#### Activity:
Out of the data below, copy every line with the string "author".
------ Entries provided
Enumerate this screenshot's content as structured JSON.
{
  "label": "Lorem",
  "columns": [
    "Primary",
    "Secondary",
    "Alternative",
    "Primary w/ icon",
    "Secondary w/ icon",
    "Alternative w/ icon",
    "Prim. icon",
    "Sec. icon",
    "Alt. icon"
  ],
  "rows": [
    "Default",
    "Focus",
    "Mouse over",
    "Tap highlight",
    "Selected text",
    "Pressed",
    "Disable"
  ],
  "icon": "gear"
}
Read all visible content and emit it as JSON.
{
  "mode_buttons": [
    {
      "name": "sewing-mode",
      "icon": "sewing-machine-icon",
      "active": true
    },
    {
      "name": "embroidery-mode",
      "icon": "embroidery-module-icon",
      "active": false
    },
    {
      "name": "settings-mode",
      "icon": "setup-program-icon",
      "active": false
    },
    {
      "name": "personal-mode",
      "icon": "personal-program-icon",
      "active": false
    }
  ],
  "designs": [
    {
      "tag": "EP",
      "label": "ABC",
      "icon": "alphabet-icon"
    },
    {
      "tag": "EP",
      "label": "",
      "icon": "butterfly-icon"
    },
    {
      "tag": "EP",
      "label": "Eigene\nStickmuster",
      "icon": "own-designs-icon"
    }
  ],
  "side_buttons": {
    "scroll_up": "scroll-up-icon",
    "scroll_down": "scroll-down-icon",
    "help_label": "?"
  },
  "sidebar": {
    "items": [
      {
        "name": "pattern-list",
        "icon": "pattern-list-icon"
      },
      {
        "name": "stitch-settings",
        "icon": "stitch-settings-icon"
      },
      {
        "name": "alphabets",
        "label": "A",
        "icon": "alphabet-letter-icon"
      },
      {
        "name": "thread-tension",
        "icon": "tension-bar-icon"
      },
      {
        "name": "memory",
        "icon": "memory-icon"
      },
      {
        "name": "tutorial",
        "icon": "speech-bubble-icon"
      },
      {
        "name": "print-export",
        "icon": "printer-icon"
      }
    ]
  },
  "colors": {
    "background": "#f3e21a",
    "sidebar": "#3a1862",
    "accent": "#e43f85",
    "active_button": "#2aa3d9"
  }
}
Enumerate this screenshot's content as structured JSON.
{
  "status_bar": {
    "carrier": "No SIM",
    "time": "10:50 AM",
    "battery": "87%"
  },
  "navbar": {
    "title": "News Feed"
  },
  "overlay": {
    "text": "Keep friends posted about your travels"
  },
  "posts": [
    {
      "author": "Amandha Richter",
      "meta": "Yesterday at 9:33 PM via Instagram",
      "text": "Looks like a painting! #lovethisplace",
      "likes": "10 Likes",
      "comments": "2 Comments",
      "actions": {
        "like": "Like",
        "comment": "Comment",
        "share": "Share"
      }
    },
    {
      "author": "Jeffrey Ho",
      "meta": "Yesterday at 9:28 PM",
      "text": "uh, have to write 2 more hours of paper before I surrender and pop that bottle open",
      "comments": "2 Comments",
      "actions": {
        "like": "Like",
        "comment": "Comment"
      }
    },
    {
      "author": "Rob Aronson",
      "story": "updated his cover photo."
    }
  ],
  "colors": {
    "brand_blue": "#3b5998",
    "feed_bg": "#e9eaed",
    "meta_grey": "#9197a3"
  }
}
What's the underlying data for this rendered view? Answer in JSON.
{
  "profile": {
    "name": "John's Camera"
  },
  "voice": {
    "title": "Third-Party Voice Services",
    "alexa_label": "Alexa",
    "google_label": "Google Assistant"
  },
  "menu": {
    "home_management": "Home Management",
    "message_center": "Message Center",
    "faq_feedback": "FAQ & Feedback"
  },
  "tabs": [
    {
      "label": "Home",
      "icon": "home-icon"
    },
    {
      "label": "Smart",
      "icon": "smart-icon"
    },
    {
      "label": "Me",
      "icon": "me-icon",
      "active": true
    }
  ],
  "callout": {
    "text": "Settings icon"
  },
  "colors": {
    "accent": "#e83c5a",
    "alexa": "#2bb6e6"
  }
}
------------
#### Worked solution:
      "author": "Amandha Richter",
      "author": "Jeffrey Ho",
      "author": "Rob Aronson",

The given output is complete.